A recent report from the Organization for Economic Cooperation and Development (OECD) shows just how bad American health care is compared to other developed countries.
Consider, for example, the data on health insurance coverage on page 32 of this section of the OECD report:
- The United States ranks ahead of only Mexico and Turkey in the percentage of people covered --85%.
- The remaining 27 countries cover 100% --or nearly 100%-- of their citizens with publicly paid-for health care. (In Germany, 10% are covered privately.)
- Only 27% of Americans have public health insurance, probably Medicare or Medicaid, while 57% are covered with private plans. That leaves roughly 15% of the populace with no health insurance at all.
According to the report, the numbers of uninsured vary by income and age:
For that, Americans spend far more money on health care as a percentage of GDP than any other developed country. That's why we need the public insurance option on the table in discussions of American health care reform.
Here's a good summary of some of the quality of life rankings from the OECD report, courtesy of our diligent (and progressive) friends at A Tiny Revolution:
Infant Deaths: 28 out of 30 (Mexico, Turkey).
Life Expectancy: 24 out of 30 (Mexico, Turkey, Hungary, Poland, Czech & Slovak Republics).
Health Expenditures: 1 out of 30.
Poverty Rates: 28 out of 30 (Mexico, Turkey).

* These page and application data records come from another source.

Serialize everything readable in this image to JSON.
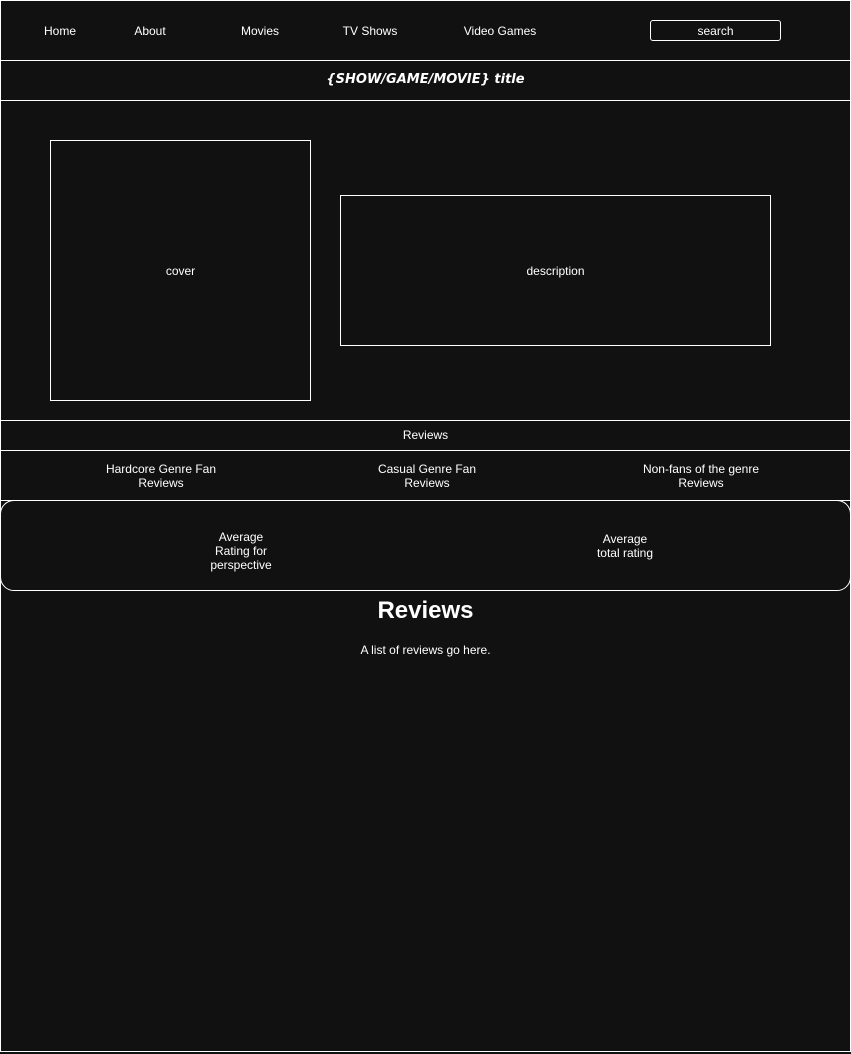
{
  "nav": {
    "items": [
      {
        "label": "Home"
      },
      {
        "label": "About"
      },
      {
        "label": "Movies"
      },
      {
        "label": "TV Shows"
      },
      {
        "label": "Video Games"
      }
    ],
    "search_placeholder": "search"
  },
  "title": "{SHOW/GAME/MOVIE} title",
  "cover_label": "cover",
  "description_label": "description",
  "reviews_tab_label": "Reviews",
  "perspectives": [
    {
      "line1": "Hardcore Genre Fan",
      "line2": "Reviews"
    },
    {
      "line1": "Casual Genre Fan",
      "line2": "Reviews"
    },
    {
      "line1": "Non-fans of the genre",
      "line2": "Reviews"
    }
  ],
  "ratings": {
    "perspective_lines": [
      "Average",
      "Rating for",
      "perspective"
    ],
    "total_lines": [
      "Average",
      "total rating"
    ]
  },
  "reviews": {
    "heading": "Reviews",
    "body": "A list of reviews go here."
  },
  "colors": {
    "background": "#111111",
    "foreground": "#ffffff"
  }
}
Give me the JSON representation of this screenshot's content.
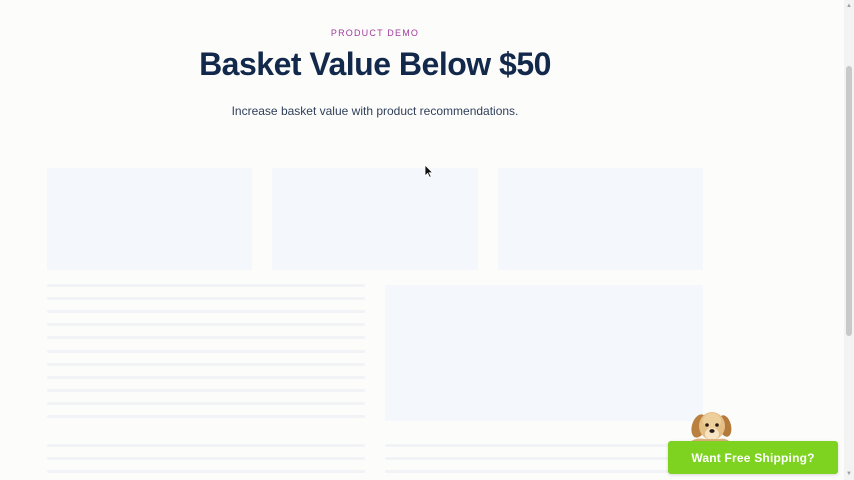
{
  "hero": {
    "eyebrow": "PRODUCT DEMO",
    "title": "Basket Value Below $50",
    "subtitle": "Increase basket value with product recommendations."
  },
  "widget": {
    "button_label": "Want Free Shipping?",
    "mascot_icon": "puppy-icon",
    "button_color": "#7ed321"
  },
  "colors": {
    "title": "#13294b",
    "eyebrow": "#a23b9f",
    "placeholder": "#f4f7fb"
  },
  "icons": {
    "cursor": "pointer-cursor-icon",
    "scroll_up": "chevron-up-icon",
    "scroll_down": "chevron-down-icon"
  }
}
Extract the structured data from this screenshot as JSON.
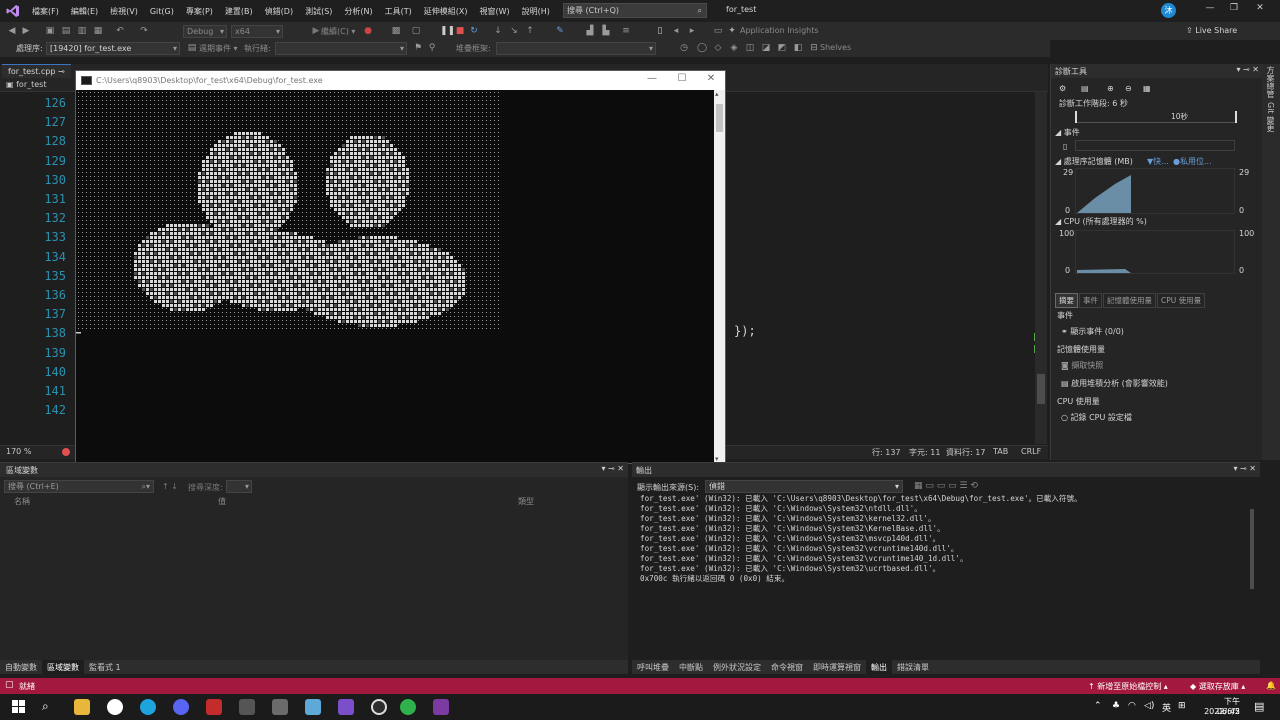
{
  "menu": {
    "items": [
      "檔案(F)",
      "編輯(E)",
      "檢視(V)",
      "Git(G)",
      "專案(P)",
      "建置(B)",
      "偵錯(D)",
      "測試(S)",
      "分析(N)",
      "工具(T)",
      "延伸模組(X)",
      "視窗(W)",
      "說明(H)"
    ],
    "search_placeholder": "搜尋 (Ctrl+Q)",
    "solution_name": "for_test",
    "user_initial": "沐"
  },
  "toolbar": {
    "config": "Debug",
    "platform": "x64",
    "process_label": "處理序:",
    "process_value": "[19420] for_test.exe",
    "lifecycle_label": "週期事件 ▾",
    "thread_label": "執行緒:",
    "stack_label": "堆疊框架:",
    "app_insights": "Application Insights",
    "shelves": "Shelves",
    "live_share": "Live Share"
  },
  "editor": {
    "tab_label": "for_test.cpp",
    "project": "for_test",
    "line_numbers": [
      "126",
      "127",
      "128",
      "129",
      "130",
      "131",
      "132",
      "133",
      "134",
      "135",
      "136",
      "137",
      "138",
      "139",
      "140",
      "141",
      "142"
    ],
    "code_fragment": "});",
    "zoom": "170 %",
    "status": {
      "line": "行: 137",
      "char": "字元: 11",
      "col": "資料行: 17",
      "tab": "TAB",
      "eol": "CRLF"
    }
  },
  "console": {
    "title": "C:\\Users\\q8903\\Desktop\\for_test\\x64\\Debug\\for_test.exe"
  },
  "diagnostics": {
    "title": "診斷工具",
    "session": "診斷工作階段: 6 秒",
    "timeline_label": "10秒",
    "events_section": "事件",
    "memory_section": "處理序記憶體 (MB)",
    "memory_legend": [
      "快...",
      "私用位..."
    ],
    "memory_max": "29",
    "memory_min": "0",
    "memory_max_right": "29",
    "memory_min_right": "0",
    "cpu_section": "CPU (所有處理器的 %)",
    "cpu_max": "100",
    "cpu_min": "0",
    "cpu_max_right": "100",
    "cpu_min_right": "0",
    "tabs": [
      "摘要",
      "事件",
      "記憶體使用量",
      "CPU 使用量"
    ],
    "summary_events_heading": "事件",
    "show_events": "顯示事件 (0/0)",
    "memory_usage_heading": "記憶體使用量",
    "take_snapshot": "擷取快照",
    "heap_profiling": "啟用堆積分析 (會影響效能)",
    "cpu_usage_heading": "CPU 使用量",
    "record_cpu": "記錄 CPU 設定檔",
    "side_tabs": [
      "方案總管",
      "Git 變更"
    ]
  },
  "locals": {
    "title": "區域變數",
    "search_placeholder": "搜尋 (Ctrl+E)",
    "search_depth_label": "搜尋深度:",
    "columns": [
      "名稱",
      "值",
      "類型"
    ],
    "tabs": [
      "自動變數",
      "區域變數",
      "監看式 1"
    ]
  },
  "output": {
    "title": "輸出",
    "source_label": "顯示輸出來源(S):",
    "source_value": "偵錯",
    "lines": [
      "for_test.exe' (Win32): 已載入 'C:\\Users\\q8903\\Desktop\\for_test\\x64\\Debug\\for_test.exe'。已載入符號。",
      "for_test.exe' (Win32): 已載入 'C:\\Windows\\System32\\ntdll.dll'。",
      "for_test.exe' (Win32): 已載入 'C:\\Windows\\System32\\kernel32.dll'。",
      "for_test.exe' (Win32): 已載入 'C:\\Windows\\System32\\KernelBase.dll'。",
      "for_test.exe' (Win32): 已載入 'C:\\Windows\\System32\\msvcp140d.dll'。",
      "for_test.exe' (Win32): 已載入 'C:\\Windows\\System32\\vcruntime140d.dll'。",
      "for_test.exe' (Win32): 已載入 'C:\\Windows\\System32\\vcruntime140_1d.dll'。",
      "for_test.exe' (Win32): 已載入 'C:\\Windows\\System32\\ucrtbased.dll'。",
      "0x700c 執行緒以返回碼 0 (0x0) 結束。"
    ],
    "tabs": [
      "呼叫堆疊",
      "中斷點",
      "例外狀況設定",
      "命令視窗",
      "即時運算視窗",
      "輸出",
      "錯誤清單"
    ]
  },
  "statusbar": {
    "ready": "就緒",
    "source_control": "新增至原始檔控制",
    "repository": "選取存放庫"
  },
  "taskbar": {
    "time": "下午 06:42",
    "date": "2022/6/5",
    "lang": "英"
  },
  "colors": {
    "accent": "#a3193d",
    "code_line_numbers": "#2b91af",
    "chart_fill": "#6a8ea6"
  }
}
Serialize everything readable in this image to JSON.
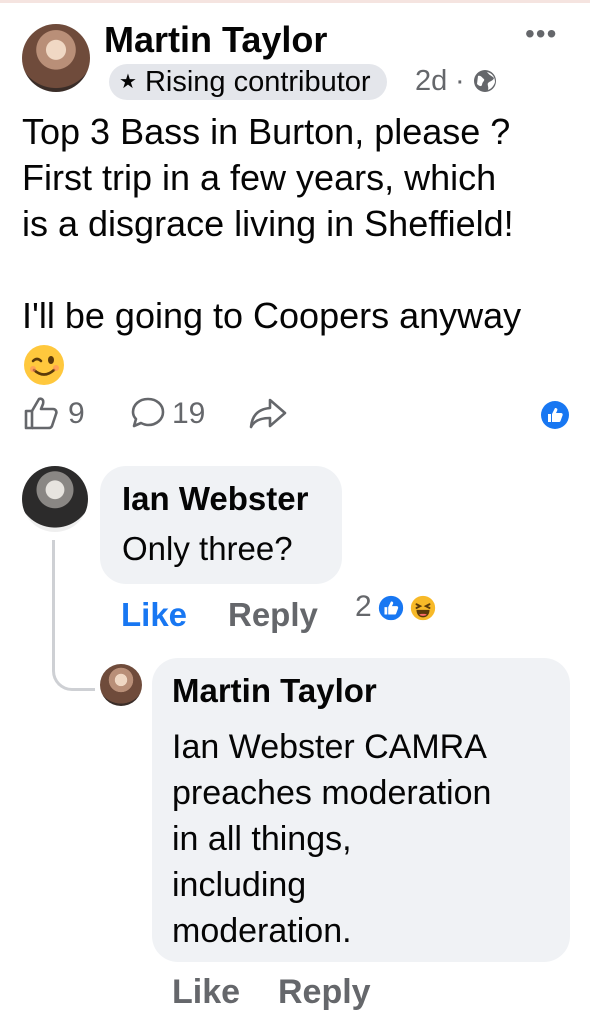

Child Poverty: 27 out of 30 (Mexico, Turkey, Poland).
Income Inequality: 27 out of 30 (Mexico, Turkey, Portugal).
Obesity: 30 out of 30.
Incarceration: 30 out of 30.
Work Hours (ranked in ascending order): 30 out of 30.
Height (women): 25 out of 30 (Mexico, Turkey, Korea, Portugal, Japan).